The NWU and National Press Photographers Association filed written comments yesterday with the US Copyright Office to create a new procedure to register multiple written works first distributed online. The intent is that the collection of works can be registered for a single fee and with a single application. This proposalwas made in response to a petition initiated by the NWU and our allies.
What does this mean, and why does it matter?
For many years, the NWU and writer organizations with which it’s allied have been lobbying the US Copyright Office to make it feasible and affordable to register copyright in work published online, including Web content, blogs, and posts on social media platforms.
Timely copyright registration of each written work is a prerequisite for being eligible to collect statutory damages or recover legal fees in any copyright-infringement lawsuit. Currently the cost to protect a copyright through the courts is typically so high that few writers can afford to go pursue it.
This means that prohibitively time-consuming registration procedures and exorbitant registration fees for certain types of writing effectively deny writers legal redress for infringement of their copyrights.
Currently, registering a copyright for a website or blog with daily postings or updates requires filling out 365 registration forms (one for a new article or update published on each date) to the tune of $20,075 a year.

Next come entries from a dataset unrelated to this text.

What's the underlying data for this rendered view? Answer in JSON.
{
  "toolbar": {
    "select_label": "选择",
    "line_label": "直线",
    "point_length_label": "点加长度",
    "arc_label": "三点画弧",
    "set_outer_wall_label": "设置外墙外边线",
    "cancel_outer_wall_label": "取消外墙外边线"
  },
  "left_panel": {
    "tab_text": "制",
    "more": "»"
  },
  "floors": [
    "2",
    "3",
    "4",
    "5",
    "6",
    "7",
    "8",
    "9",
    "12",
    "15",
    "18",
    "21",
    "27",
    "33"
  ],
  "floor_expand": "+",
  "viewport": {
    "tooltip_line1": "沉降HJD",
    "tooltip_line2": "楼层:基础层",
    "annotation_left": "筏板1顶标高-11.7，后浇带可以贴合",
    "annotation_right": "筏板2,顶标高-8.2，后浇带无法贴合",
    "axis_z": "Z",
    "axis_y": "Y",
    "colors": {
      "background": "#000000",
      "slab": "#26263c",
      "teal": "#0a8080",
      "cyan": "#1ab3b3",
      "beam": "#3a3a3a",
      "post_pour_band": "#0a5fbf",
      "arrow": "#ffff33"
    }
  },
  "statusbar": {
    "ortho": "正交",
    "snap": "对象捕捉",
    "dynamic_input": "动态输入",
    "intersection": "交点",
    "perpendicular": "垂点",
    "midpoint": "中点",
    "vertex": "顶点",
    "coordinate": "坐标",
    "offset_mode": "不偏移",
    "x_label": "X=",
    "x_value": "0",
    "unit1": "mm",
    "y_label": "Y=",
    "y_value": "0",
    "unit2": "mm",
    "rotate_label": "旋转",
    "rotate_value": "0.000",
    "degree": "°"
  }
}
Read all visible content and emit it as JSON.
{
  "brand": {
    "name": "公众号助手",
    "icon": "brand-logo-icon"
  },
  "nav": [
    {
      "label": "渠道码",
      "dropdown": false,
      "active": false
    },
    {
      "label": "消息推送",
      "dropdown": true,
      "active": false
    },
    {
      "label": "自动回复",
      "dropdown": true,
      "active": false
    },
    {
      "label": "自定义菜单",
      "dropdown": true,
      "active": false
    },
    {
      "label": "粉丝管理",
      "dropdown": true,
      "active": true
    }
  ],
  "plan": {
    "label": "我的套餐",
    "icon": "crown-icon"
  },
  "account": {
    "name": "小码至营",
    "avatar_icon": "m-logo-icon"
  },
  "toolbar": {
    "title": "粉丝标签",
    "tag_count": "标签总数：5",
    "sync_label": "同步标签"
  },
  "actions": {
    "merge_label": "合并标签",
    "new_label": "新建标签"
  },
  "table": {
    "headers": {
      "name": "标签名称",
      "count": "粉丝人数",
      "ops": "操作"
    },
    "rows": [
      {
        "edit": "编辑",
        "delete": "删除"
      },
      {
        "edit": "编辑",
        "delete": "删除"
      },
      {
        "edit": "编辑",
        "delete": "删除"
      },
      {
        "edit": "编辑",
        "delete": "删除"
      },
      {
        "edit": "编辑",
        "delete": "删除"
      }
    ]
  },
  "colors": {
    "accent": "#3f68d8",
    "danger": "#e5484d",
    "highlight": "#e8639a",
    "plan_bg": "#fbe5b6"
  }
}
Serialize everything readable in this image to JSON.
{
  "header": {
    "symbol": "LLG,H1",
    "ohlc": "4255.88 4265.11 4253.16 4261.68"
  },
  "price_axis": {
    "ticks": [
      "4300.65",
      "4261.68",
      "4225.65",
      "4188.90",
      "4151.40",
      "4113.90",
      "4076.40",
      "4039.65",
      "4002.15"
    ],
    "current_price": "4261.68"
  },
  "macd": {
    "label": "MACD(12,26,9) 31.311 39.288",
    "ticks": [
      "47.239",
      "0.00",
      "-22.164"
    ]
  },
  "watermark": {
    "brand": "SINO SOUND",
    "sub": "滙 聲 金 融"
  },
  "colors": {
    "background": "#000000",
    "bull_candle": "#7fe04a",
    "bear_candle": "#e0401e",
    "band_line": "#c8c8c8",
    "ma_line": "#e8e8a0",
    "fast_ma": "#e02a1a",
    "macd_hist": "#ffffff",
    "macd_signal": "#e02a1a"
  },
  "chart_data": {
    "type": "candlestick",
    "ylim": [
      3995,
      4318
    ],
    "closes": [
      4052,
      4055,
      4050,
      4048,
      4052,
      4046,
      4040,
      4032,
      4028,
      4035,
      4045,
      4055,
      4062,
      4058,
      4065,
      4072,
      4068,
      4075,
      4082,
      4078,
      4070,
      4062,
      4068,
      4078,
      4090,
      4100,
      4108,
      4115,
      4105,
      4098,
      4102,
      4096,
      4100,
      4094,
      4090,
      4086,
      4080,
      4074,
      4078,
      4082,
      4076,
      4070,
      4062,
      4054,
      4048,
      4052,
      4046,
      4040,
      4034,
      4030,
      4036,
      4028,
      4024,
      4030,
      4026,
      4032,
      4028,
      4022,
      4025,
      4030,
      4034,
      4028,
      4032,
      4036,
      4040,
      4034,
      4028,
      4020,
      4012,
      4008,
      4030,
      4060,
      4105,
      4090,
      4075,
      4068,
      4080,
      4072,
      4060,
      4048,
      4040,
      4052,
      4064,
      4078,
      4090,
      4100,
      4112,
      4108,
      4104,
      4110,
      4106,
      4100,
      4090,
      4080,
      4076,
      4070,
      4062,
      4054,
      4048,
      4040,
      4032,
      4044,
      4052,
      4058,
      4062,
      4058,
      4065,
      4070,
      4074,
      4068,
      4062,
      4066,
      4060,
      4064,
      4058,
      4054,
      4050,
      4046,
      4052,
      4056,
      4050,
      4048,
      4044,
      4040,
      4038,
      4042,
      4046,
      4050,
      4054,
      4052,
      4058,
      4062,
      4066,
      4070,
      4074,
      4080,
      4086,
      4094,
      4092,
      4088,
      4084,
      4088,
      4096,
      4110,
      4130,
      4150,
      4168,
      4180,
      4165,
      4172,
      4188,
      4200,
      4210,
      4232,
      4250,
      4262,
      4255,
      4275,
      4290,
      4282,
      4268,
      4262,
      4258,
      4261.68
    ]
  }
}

As a result, almost no self-published blog or website is registered, which leaves these unregistered online works vulnerable to piracy with de facto impunity.
The Copyright Office proposal would create a simpler (but still burdensome) and cheaper (although still costly) “group registration” option for multiple written works by the same author whose work is first distributed online.
In our comments, we thank the Copyright Office for its action, but suggest small changes that could cut the proposed fee in half; reduce the ambiguity as to which works could be registered through this new procedure; and allow more works (such as those more or less simultaneously published both in print and online) to be included.
We also urge the Copyright Office to act on the other half of our two-part petition, which asks for the creation of a similar group registration option for multiple written works first published in non-periodical print formats.
And we endorse the related comments being submitted by the Authors Guild and the Science Fiction and Fantasy Writers of America (SFWA).
The next step in the process will be for the Copyright Office to consider the comments on the proposed rule, and issue a “final rule” putting the new group registration option into effect.